Saved entries
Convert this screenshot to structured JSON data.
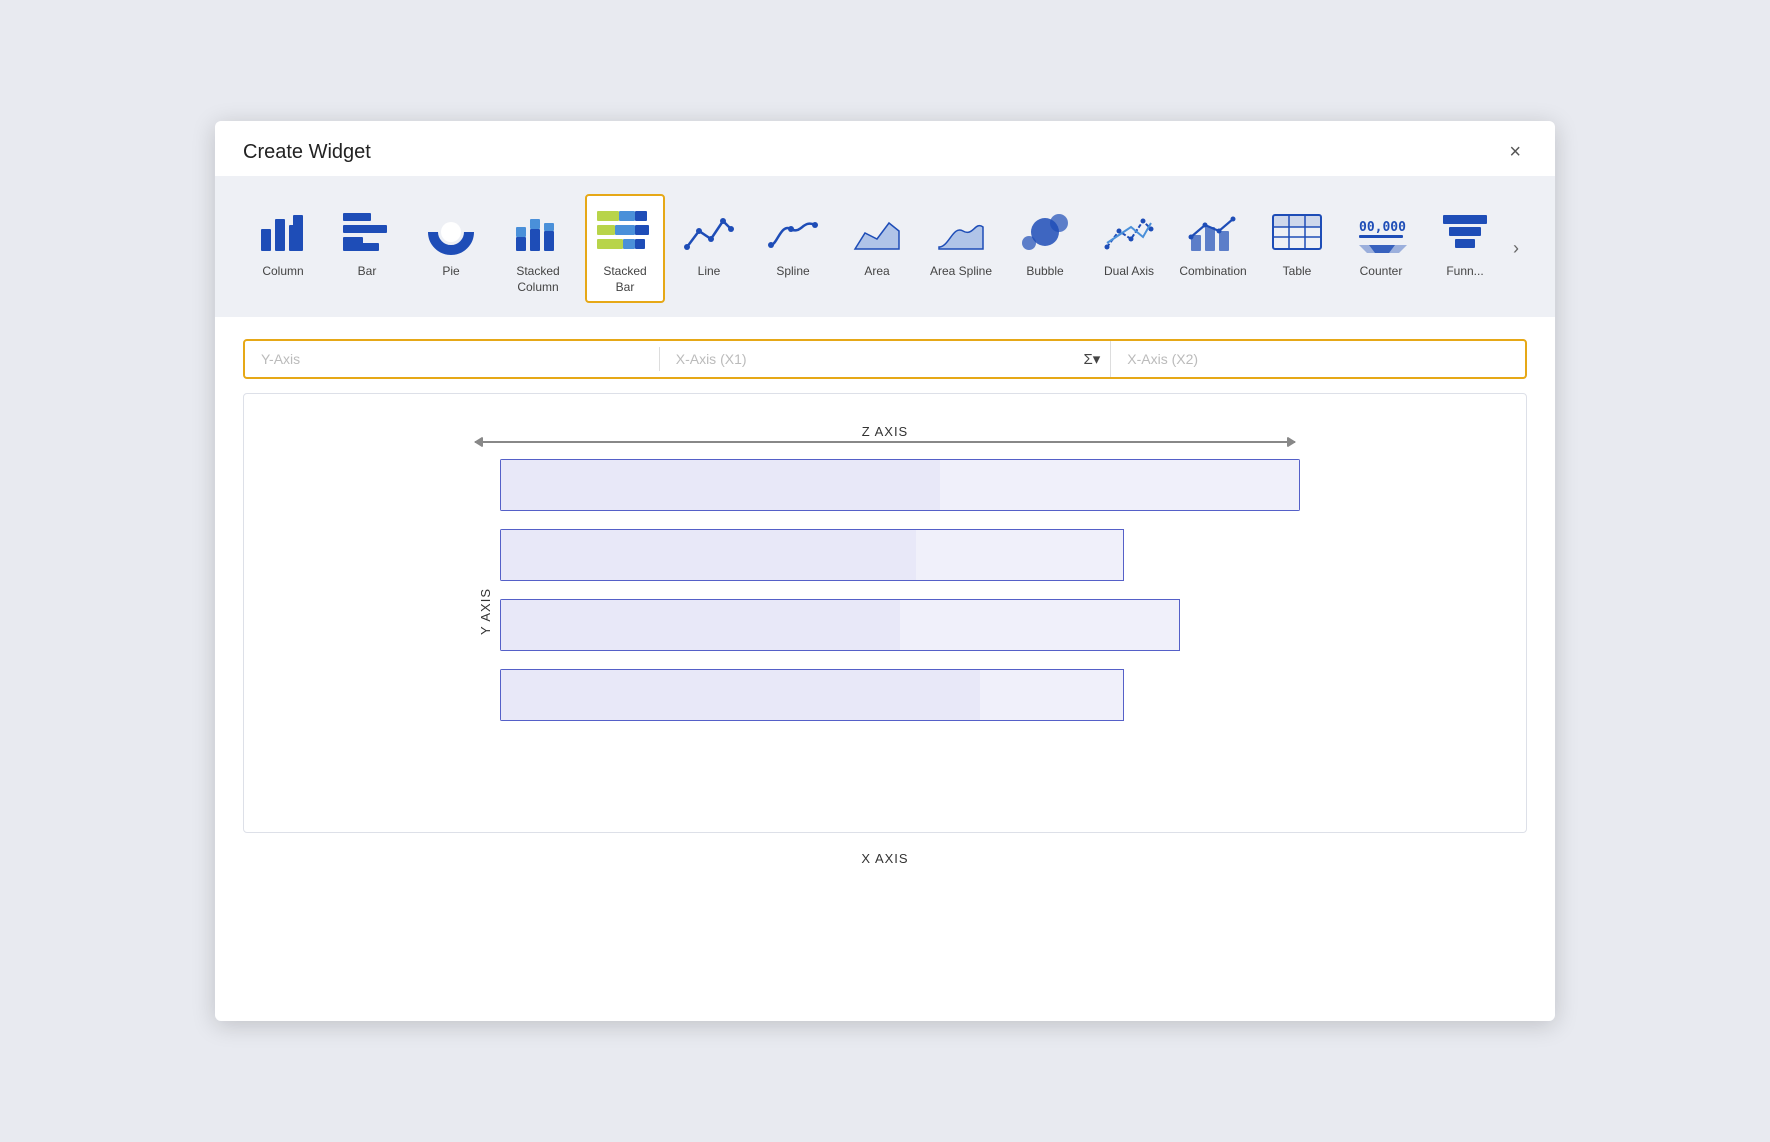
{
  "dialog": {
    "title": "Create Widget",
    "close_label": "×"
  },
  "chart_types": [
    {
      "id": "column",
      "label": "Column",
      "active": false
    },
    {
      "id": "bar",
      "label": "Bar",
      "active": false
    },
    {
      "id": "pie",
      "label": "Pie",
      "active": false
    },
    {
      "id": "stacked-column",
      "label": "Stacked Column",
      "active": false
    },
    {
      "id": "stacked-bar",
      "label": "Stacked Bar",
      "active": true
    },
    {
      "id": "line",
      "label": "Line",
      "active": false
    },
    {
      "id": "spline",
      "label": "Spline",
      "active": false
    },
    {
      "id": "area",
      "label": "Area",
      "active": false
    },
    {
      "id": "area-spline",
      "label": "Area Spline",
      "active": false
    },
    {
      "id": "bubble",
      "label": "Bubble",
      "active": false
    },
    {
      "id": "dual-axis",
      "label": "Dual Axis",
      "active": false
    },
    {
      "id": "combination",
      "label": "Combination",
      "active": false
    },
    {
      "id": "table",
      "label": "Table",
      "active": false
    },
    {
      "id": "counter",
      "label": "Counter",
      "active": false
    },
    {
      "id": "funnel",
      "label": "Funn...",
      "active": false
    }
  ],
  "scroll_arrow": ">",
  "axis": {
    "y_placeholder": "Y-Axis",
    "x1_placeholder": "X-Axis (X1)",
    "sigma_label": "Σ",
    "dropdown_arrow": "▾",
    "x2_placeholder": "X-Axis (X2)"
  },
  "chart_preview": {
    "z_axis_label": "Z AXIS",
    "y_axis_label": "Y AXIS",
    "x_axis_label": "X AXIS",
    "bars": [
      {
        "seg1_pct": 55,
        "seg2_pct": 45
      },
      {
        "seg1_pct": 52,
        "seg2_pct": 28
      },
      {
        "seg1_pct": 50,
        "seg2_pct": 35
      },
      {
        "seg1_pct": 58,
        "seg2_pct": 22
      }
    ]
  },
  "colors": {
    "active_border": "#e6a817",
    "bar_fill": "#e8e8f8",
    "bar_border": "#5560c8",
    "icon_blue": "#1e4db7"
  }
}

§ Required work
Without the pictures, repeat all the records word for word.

§ Exercise solution
Convert this screenshot to structured JSON data.
{
  "dialog": {
    "title": "Create Widget",
    "close_label": "×"
  },
  "chart_types": [
    {
      "id": "column",
      "label": "Column",
      "active": false
    },
    {
      "id": "bar",
      "label": "Bar",
      "active": false
    },
    {
      "id": "pie",
      "label": "Pie",
      "active": false
    },
    {
      "id": "stacked-column",
      "label": "Stacked Column",
      "active": false
    },
    {
      "id": "stacked-bar",
      "label": "Stacked Bar",
      "active": true
    },
    {
      "id": "line",
      "label": "Line",
      "active": false
    },
    {
      "id": "spline",
      "label": "Spline",
      "active": false
    },
    {
      "id": "area",
      "label": "Area",
      "active": false
    },
    {
      "id": "area-spline",
      "label": "Area Spline",
      "active": false
    },
    {
      "id": "bubble",
      "label": "Bubble",
      "active": false
    },
    {
      "id": "dual-axis",
      "label": "Dual Axis",
      "active": false
    },
    {
      "id": "combination",
      "label": "Combination",
      "active": false
    },
    {
      "id": "table",
      "label": "Table",
      "active": false
    },
    {
      "id": "counter",
      "label": "Counter",
      "active": false
    },
    {
      "id": "funnel",
      "label": "Funn...",
      "active": false
    }
  ],
  "scroll_arrow": ">",
  "axis": {
    "y_placeholder": "Y-Axis",
    "x1_placeholder": "X-Axis (X1)",
    "sigma_label": "Σ",
    "dropdown_arrow": "▾",
    "x2_placeholder": "X-Axis (X2)"
  },
  "chart_preview": {
    "z_axis_label": "Z AXIS",
    "y_axis_label": "Y AXIS",
    "x_axis_label": "X AXIS",
    "bars": [
      {
        "seg1_pct": 55,
        "seg2_pct": 45
      },
      {
        "seg1_pct": 52,
        "seg2_pct": 28
      },
      {
        "seg1_pct": 50,
        "seg2_pct": 35
      },
      {
        "seg1_pct": 58,
        "seg2_pct": 22
      }
    ]
  },
  "colors": {
    "active_border": "#e6a817",
    "bar_fill": "#e8e8f8",
    "bar_border": "#5560c8",
    "icon_blue": "#1e4db7"
  }
}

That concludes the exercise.